Stored records:
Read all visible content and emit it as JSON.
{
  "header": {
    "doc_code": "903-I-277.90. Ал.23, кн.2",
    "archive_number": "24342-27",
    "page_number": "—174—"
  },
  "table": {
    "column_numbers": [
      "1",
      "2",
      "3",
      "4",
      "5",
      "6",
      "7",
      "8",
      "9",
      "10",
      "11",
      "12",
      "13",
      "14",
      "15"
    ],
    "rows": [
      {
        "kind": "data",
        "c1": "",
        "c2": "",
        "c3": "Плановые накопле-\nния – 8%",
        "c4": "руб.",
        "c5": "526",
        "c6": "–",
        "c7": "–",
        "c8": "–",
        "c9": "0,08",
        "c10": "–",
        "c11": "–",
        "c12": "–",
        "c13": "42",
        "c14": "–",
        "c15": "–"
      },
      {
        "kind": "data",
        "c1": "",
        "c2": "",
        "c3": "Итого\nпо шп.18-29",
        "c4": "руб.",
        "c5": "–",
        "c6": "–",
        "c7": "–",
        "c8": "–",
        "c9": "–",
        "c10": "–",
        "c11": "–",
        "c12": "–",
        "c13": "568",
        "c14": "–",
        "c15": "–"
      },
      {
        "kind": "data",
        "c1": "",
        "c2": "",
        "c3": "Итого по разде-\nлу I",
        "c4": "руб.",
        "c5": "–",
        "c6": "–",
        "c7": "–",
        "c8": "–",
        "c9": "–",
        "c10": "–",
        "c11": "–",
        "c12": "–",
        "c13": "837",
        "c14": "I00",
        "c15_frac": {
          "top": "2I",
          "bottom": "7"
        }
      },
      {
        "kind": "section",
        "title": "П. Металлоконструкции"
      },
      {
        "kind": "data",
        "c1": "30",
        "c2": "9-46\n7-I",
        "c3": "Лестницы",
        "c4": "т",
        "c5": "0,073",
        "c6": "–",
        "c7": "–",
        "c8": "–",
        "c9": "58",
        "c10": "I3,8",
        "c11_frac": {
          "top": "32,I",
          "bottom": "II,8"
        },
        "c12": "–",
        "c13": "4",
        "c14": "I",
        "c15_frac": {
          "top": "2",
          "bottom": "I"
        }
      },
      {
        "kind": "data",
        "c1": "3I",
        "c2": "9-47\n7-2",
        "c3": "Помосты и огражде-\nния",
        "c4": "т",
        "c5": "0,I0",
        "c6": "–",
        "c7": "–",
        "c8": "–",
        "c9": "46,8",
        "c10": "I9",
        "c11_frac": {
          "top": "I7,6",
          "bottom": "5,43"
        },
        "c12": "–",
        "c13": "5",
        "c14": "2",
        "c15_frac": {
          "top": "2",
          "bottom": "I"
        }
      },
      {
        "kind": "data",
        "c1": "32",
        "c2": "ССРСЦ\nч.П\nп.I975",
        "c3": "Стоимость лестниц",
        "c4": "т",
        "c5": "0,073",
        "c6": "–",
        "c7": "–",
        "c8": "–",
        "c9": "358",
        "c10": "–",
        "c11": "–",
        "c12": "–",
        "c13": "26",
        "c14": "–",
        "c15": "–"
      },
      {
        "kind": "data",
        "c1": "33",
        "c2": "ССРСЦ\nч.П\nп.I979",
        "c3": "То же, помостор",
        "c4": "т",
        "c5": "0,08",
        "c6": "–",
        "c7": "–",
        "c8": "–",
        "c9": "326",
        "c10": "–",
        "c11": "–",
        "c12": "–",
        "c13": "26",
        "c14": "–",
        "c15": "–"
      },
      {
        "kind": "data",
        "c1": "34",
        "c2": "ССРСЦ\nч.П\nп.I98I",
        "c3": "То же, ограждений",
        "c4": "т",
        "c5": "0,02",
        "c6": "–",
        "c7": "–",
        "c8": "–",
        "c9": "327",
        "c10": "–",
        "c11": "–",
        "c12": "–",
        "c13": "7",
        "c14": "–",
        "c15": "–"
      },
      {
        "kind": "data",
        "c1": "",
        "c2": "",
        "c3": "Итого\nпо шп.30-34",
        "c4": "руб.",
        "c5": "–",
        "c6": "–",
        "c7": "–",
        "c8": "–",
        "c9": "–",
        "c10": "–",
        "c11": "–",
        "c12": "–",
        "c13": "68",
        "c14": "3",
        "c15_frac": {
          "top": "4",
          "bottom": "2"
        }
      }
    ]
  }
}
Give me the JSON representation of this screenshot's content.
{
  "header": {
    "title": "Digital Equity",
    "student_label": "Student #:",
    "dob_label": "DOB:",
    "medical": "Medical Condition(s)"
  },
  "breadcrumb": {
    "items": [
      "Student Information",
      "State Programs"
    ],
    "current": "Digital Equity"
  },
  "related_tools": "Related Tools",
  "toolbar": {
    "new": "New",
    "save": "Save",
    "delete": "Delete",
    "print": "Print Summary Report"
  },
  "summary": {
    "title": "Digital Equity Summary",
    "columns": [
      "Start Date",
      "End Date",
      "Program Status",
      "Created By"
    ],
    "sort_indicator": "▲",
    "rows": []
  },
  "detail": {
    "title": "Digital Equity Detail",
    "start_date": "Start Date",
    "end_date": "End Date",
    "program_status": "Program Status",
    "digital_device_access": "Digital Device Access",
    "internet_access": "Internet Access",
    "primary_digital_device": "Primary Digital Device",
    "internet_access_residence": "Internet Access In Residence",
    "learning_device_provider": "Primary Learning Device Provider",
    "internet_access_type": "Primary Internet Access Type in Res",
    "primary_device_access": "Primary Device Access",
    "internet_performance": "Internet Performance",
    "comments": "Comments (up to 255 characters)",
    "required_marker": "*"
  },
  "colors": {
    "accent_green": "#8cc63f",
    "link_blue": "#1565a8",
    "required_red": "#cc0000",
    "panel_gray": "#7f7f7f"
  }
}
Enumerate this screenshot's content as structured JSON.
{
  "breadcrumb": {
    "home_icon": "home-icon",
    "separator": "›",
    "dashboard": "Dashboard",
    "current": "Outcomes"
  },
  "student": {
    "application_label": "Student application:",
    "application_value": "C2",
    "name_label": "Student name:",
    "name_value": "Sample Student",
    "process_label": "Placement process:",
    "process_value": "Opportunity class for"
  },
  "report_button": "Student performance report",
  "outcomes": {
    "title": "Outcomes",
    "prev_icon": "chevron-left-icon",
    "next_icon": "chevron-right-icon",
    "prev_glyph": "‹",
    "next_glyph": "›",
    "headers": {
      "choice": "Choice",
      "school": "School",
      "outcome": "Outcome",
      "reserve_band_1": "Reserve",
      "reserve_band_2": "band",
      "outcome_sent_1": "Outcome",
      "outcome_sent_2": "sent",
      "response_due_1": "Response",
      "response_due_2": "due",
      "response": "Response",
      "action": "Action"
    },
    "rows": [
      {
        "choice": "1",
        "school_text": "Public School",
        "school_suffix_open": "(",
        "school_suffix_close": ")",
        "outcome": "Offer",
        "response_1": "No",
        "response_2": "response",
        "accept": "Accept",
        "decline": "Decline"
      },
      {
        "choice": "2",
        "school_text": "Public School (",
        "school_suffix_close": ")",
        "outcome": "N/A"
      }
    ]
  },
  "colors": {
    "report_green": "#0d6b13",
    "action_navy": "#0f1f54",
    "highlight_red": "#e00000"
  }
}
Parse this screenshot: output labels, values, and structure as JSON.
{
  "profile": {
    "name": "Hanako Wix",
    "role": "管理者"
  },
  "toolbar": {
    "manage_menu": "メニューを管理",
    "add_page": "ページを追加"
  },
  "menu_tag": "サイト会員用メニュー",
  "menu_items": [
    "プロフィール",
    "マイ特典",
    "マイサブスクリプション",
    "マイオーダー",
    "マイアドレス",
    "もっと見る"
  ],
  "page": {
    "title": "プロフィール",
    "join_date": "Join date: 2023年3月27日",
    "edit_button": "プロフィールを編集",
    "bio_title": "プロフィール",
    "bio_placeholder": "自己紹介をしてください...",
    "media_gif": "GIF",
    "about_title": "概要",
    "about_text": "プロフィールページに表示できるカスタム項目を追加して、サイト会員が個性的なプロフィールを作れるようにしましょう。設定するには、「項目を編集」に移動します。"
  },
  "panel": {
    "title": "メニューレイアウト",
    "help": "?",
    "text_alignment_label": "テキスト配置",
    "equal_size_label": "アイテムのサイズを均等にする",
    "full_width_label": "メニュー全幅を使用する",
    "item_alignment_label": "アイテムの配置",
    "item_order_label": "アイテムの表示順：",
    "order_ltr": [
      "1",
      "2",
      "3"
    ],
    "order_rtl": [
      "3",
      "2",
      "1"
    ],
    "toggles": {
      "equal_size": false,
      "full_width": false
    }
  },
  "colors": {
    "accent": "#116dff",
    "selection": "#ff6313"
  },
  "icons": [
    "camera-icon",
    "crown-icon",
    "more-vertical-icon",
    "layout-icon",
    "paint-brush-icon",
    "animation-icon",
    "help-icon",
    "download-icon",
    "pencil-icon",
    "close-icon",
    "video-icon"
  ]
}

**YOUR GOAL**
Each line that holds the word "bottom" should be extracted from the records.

**RESULT**
          "bottom": "7"
          "bottom": "II,8"
          "bottom": "I"
          "bottom": "5,43"
          "bottom": "I"
          "bottom": "2"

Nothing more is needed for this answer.